In the late 1980s and early 1990s there were no bigger stars in music and film as Whitney Houston and Kevin Costner. It made sense at the time to put them together in order to increase their profiles and deliver a sure-fire box office hit. Taking over $410m, The Bodyguard did just that. Originally written with Steve McQueen and Diana Ross in mind, the script hung around Hollywood for 16 years until finally getting made and includes Oscar nominated songs by Houston herself.
Frank Farmer (Costner) is an ex-secret serviceman who agrees to a private bodyguard job dealing with Oscar-nominated singer/actress Rachel Marron (Houston). Having to contend with a sleazy publicist, a jealous sister and a disgruntled head of security, Frank increases protection around the star and slowly begins to fall in love with her.

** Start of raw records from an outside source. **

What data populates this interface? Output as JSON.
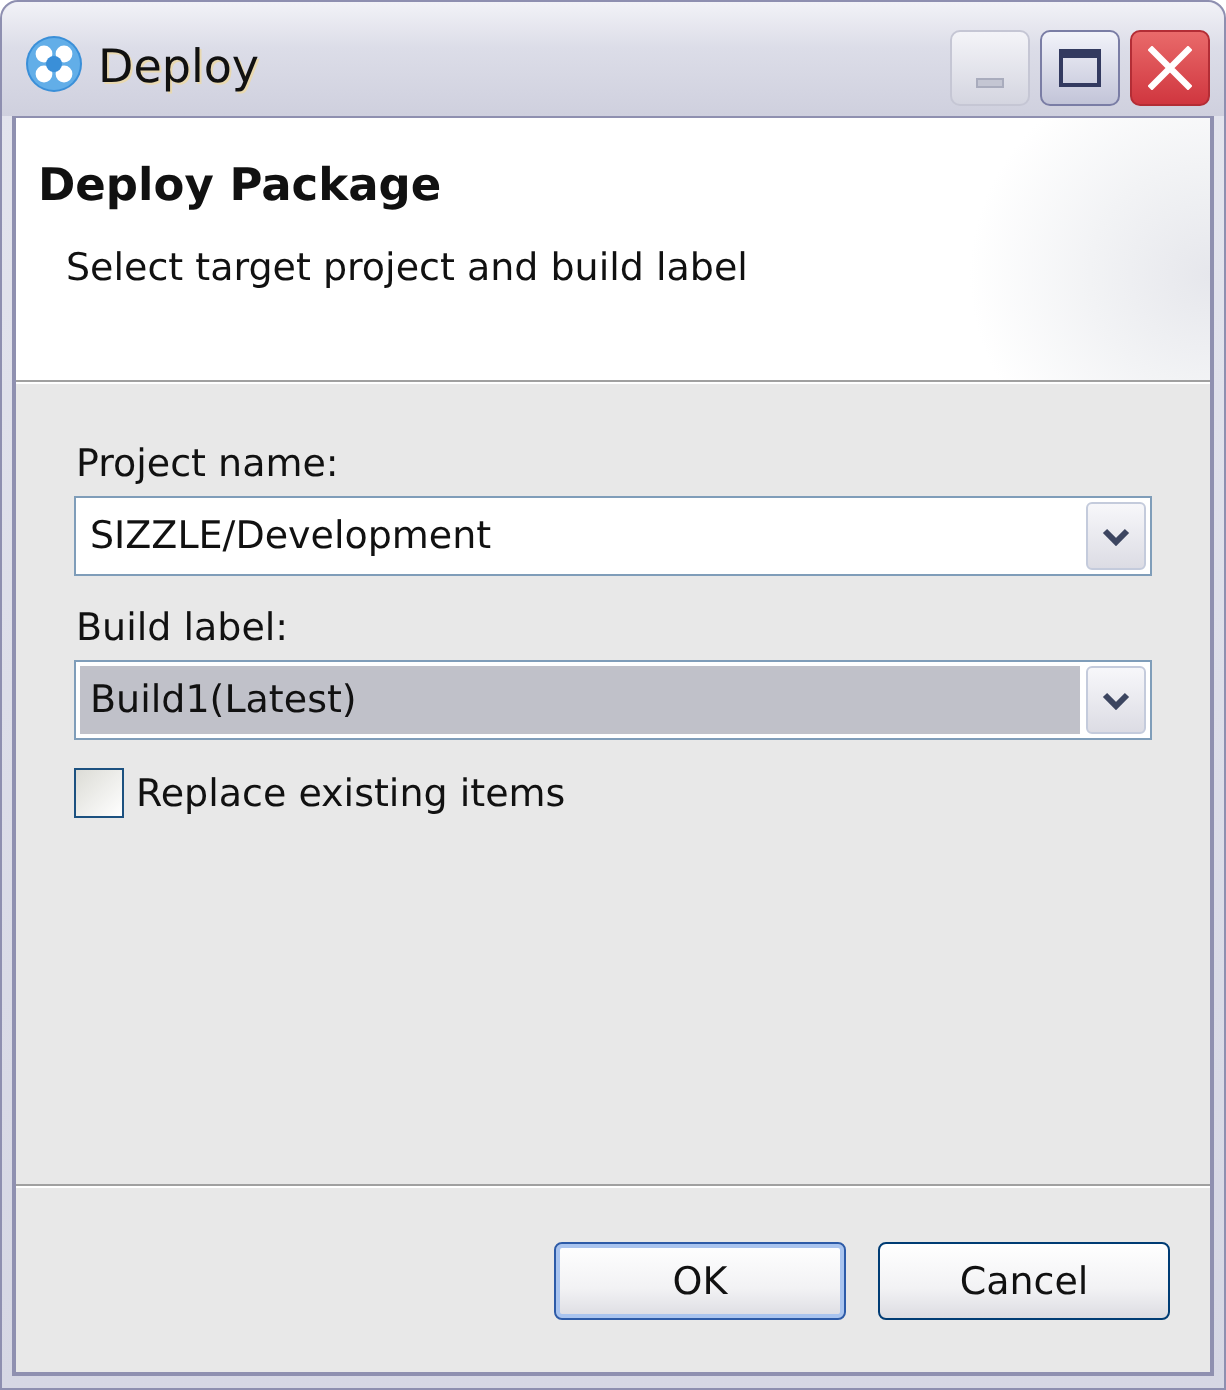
{
  "window": {
    "title": "Deploy"
  },
  "header": {
    "title": "Deploy Package",
    "description": "Select target project and build label"
  },
  "fields": [
    {
      "kind": "combo",
      "label": "Project name:",
      "value": "SIZZLE/Development",
      "highlighted": false
    },
    {
      "kind": "combo",
      "label": "Build label:",
      "value": "Build1(Latest)",
      "highlighted": true
    }
  ],
  "options": [
    {
      "kind": "checkbox",
      "label": "Replace existing items",
      "checked": false
    }
  ],
  "buttons": [
    {
      "label": "OK",
      "default": true
    },
    {
      "label": "Cancel",
      "default": false
    }
  ]
}
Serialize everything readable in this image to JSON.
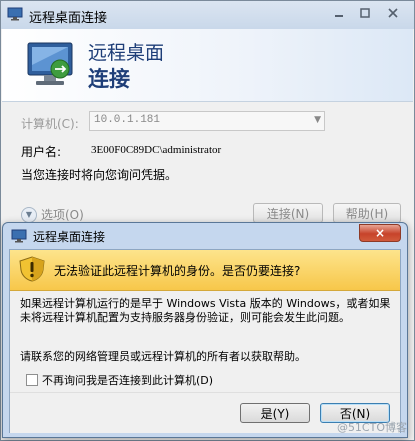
{
  "background_window": {
    "title": "远程桌面连接",
    "banner_line1": "远程桌面",
    "banner_line2": "连接",
    "computer_label": "计算机(C):",
    "computer_value": "10.0.1.181",
    "user_label": "用户名:",
    "user_value": "3E00F0C89DC\\administrator",
    "credentials_note": "当您连接时将向您询问凭据。",
    "options_label": "选项(O)",
    "connect_button": "连接(N)",
    "help_button": "帮助(H)"
  },
  "dialog": {
    "title": "远程桌面连接",
    "warning_text": "无法验证此远程计算机的身份。是否仍要连接?",
    "body_text": "如果远程计算机运行的是早于 Windows Vista 版本的 Windows，或者如果未将远程计算机配置为支持服务器身份验证，则可能会发生此问题。",
    "contact_text": "请联系您的网络管理员或远程计算机的所有者以获取帮助。",
    "checkbox_label": "不再询问我是否连接到此计算机(D)",
    "checkbox_checked": false,
    "yes_button": "是(Y)",
    "no_button": "否(N)",
    "close_glyph": "×"
  },
  "watermark": "@51CTO博客"
}
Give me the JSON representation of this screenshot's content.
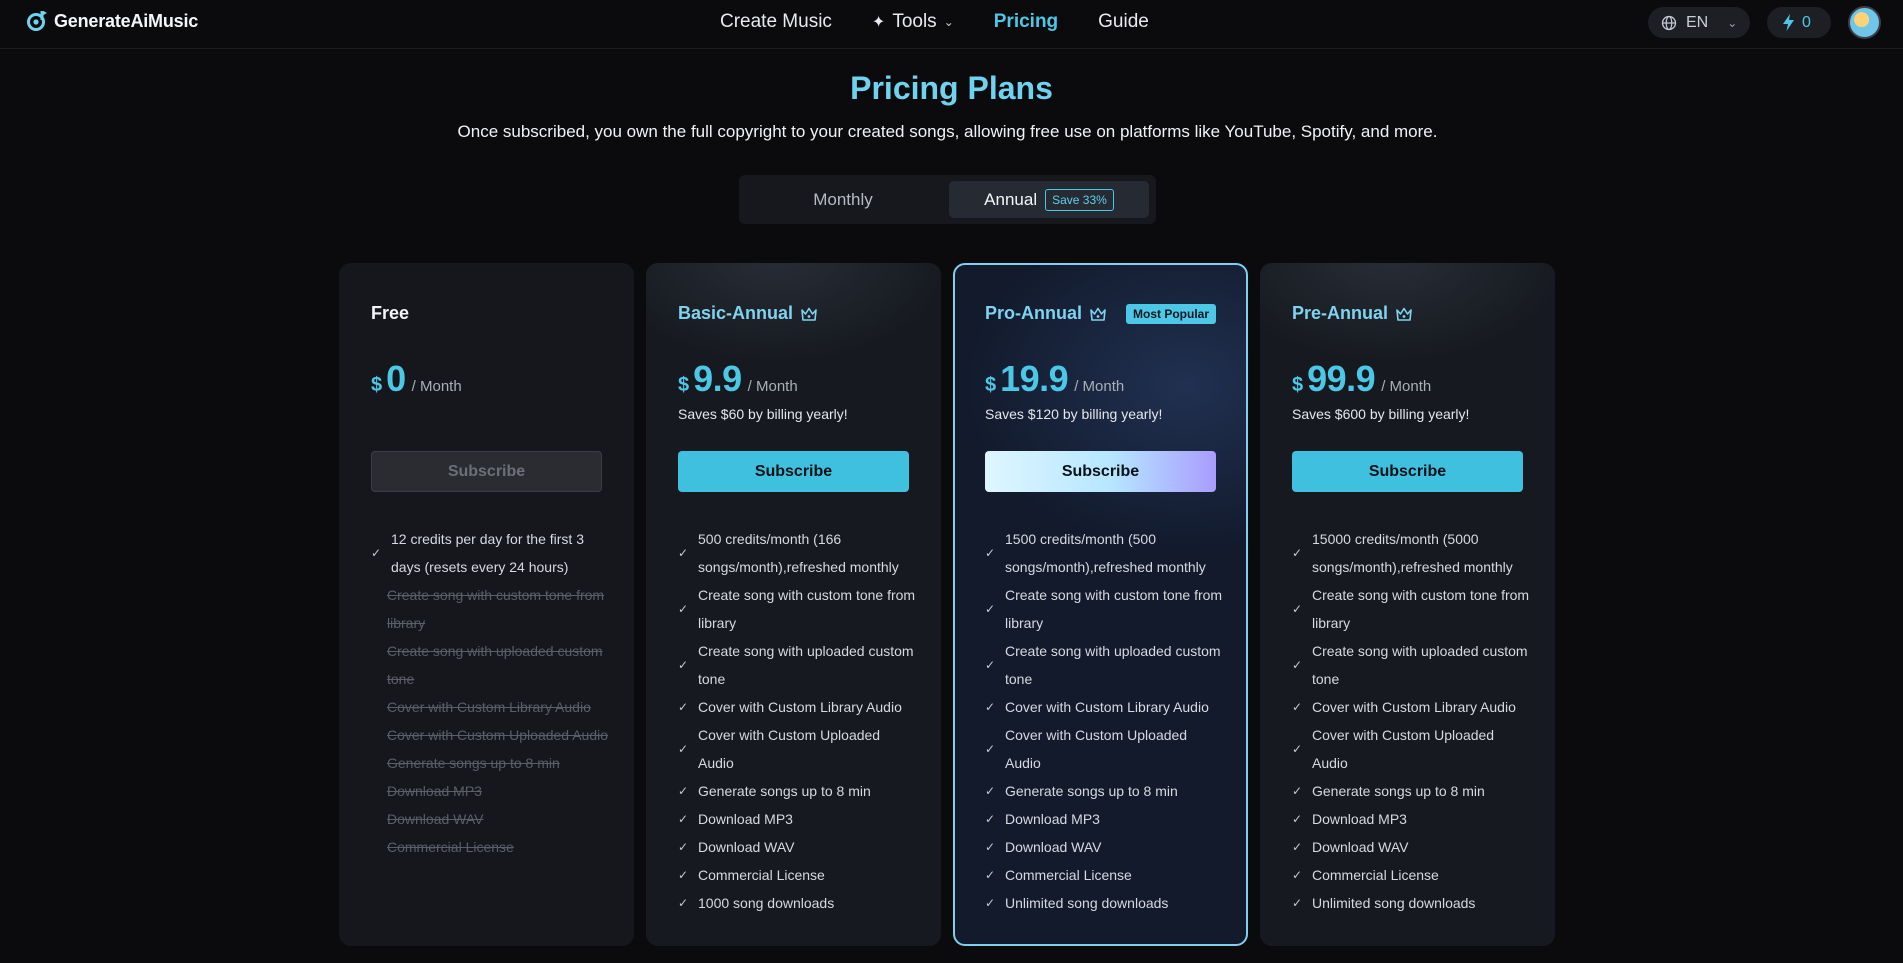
{
  "header": {
    "logo_text": "GenerateAiMusic",
    "nav": [
      {
        "label": "Create Music"
      },
      {
        "label": "Tools",
        "icon": "sparkle-icon",
        "dropdown": true
      },
      {
        "label": "Pricing",
        "active": true
      },
      {
        "label": "Guide"
      }
    ],
    "language": "EN",
    "credits": "0"
  },
  "page": {
    "title": "Pricing Plans",
    "subtitle": "Once subscribed, you own the full copyright to your created songs, allowing free use on platforms like YouTube, Spotify, and more."
  },
  "billing_toggle": {
    "monthly_label": "Monthly",
    "annual_label": "Annual",
    "save_badge": "Save 33%",
    "selected": "Annual"
  },
  "colors": {
    "accent": "#4cc8e6",
    "background": "#0b0b0d",
    "card": "#16191f",
    "pro_border": "#7fcff0"
  },
  "plans": [
    {
      "name": "Free",
      "currency": "$",
      "price": "0",
      "period": "/ Month",
      "saves": "",
      "button": "Subscribe",
      "button_enabled": false,
      "features": [
        {
          "text": "12 credits per day for the first 3 days (resets every 24 hours)",
          "included": true
        },
        {
          "text": "Create song with custom tone from library",
          "included": false
        },
        {
          "text": "Create song with uploaded custom tone",
          "included": false
        },
        {
          "text": "Cover with Custom Library Audio",
          "included": false
        },
        {
          "text": "Cover with Custom Uploaded Audio",
          "included": false
        },
        {
          "text": "Generate songs up to 8 min",
          "included": false
        },
        {
          "text": "Download MP3",
          "included": false
        },
        {
          "text": "Download WAV",
          "included": false
        },
        {
          "text": "Commercial License",
          "included": false
        }
      ]
    },
    {
      "name": "Basic-Annual",
      "currency": "$",
      "price": "9.9",
      "period": "/ Month",
      "saves": "Saves $60 by billing yearly!",
      "button": "Subscribe",
      "button_enabled": true,
      "features": [
        {
          "text": "500 credits/month (166 songs/month),refreshed monthly",
          "included": true
        },
        {
          "text": "Create song with custom tone from library",
          "included": true
        },
        {
          "text": "Create song with uploaded custom tone",
          "included": true
        },
        {
          "text": "Cover with Custom Library Audio",
          "included": true
        },
        {
          "text": "Cover with Custom Uploaded Audio",
          "included": true
        },
        {
          "text": "Generate songs up to 8 min",
          "included": true
        },
        {
          "text": "Download MP3",
          "included": true
        },
        {
          "text": "Download WAV",
          "included": true
        },
        {
          "text": "Commercial License",
          "included": true
        },
        {
          "text": "1000 song downloads",
          "included": true
        }
      ]
    },
    {
      "name": "Pro-Annual",
      "badge": "Most Popular",
      "currency": "$",
      "price": "19.9",
      "period": "/ Month",
      "saves": "Saves $120 by billing yearly!",
      "button": "Subscribe",
      "button_enabled": true,
      "features": [
        {
          "text": "1500 credits/month (500 songs/month),refreshed monthly",
          "included": true
        },
        {
          "text": "Create song with custom tone from library",
          "included": true
        },
        {
          "text": "Create song with uploaded custom tone",
          "included": true
        },
        {
          "text": "Cover with Custom Library Audio",
          "included": true
        },
        {
          "text": "Cover with Custom Uploaded Audio",
          "included": true
        },
        {
          "text": "Generate songs up to 8 min",
          "included": true
        },
        {
          "text": "Download MP3",
          "included": true
        },
        {
          "text": "Download WAV",
          "included": true
        },
        {
          "text": "Commercial License",
          "included": true
        },
        {
          "text": "Unlimited song downloads",
          "included": true
        }
      ]
    },
    {
      "name": "Pre-Annual",
      "currency": "$",
      "price": "99.9",
      "period": "/ Month",
      "saves": "Saves $600 by billing yearly!",
      "button": "Subscribe",
      "button_enabled": true,
      "features": [
        {
          "text": "15000 credits/month (5000 songs/month),refreshed monthly",
          "included": true
        },
        {
          "text": "Create song with custom tone from library",
          "included": true
        },
        {
          "text": "Create song with uploaded custom tone",
          "included": true
        },
        {
          "text": "Cover with Custom Library Audio",
          "included": true
        },
        {
          "text": "Cover with Custom Uploaded Audio",
          "included": true
        },
        {
          "text": "Generate songs up to 8 min",
          "included": true
        },
        {
          "text": "Download MP3",
          "included": true
        },
        {
          "text": "Download WAV",
          "included": true
        },
        {
          "text": "Commercial License",
          "included": true
        },
        {
          "text": "Unlimited song downloads",
          "included": true
        }
      ]
    }
  ]
}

There is something rather cynical at the core of The Bodyguard, with two central performances that do not manage to ignite any actual spark of passion between them, but clearly both chosen for their parts for the increase in publicity to their own ‘brands.’ Never has there been a more sure-fire hit in Hollywood, with both performers careers going sky-high, put together in a pulp thriller that does not tax either of their talents too much but has an audience-friendly approach to story-telling.
Despite these flaws, there are some redeeming features. Houston is actually convincing, being that she’s playing a version of herself it’s not too much of a stretch, while Costner is excellent as the bodyguard in question, and despite having the simmering tension of a block of wood, individually their characters work. The story itself is simplistic and predictable, but it is a nice throwback to thrillers of the late 1980s and early 1990s like Basic Instinct and Fatal Attraction, but with the edges removed.
From the opening saxophone soundtrack, to the impromptu and rather melodramatic rescue scenes, The Bodyguard shoots for iconic, rather than quality. And in this, it’s actually quite successful. Everyone remembers Costner carrying Houston out of a gig-gone-wrong and the individual songs I Have Nothing and I Will Always Love You are more memorable than the majority of the film.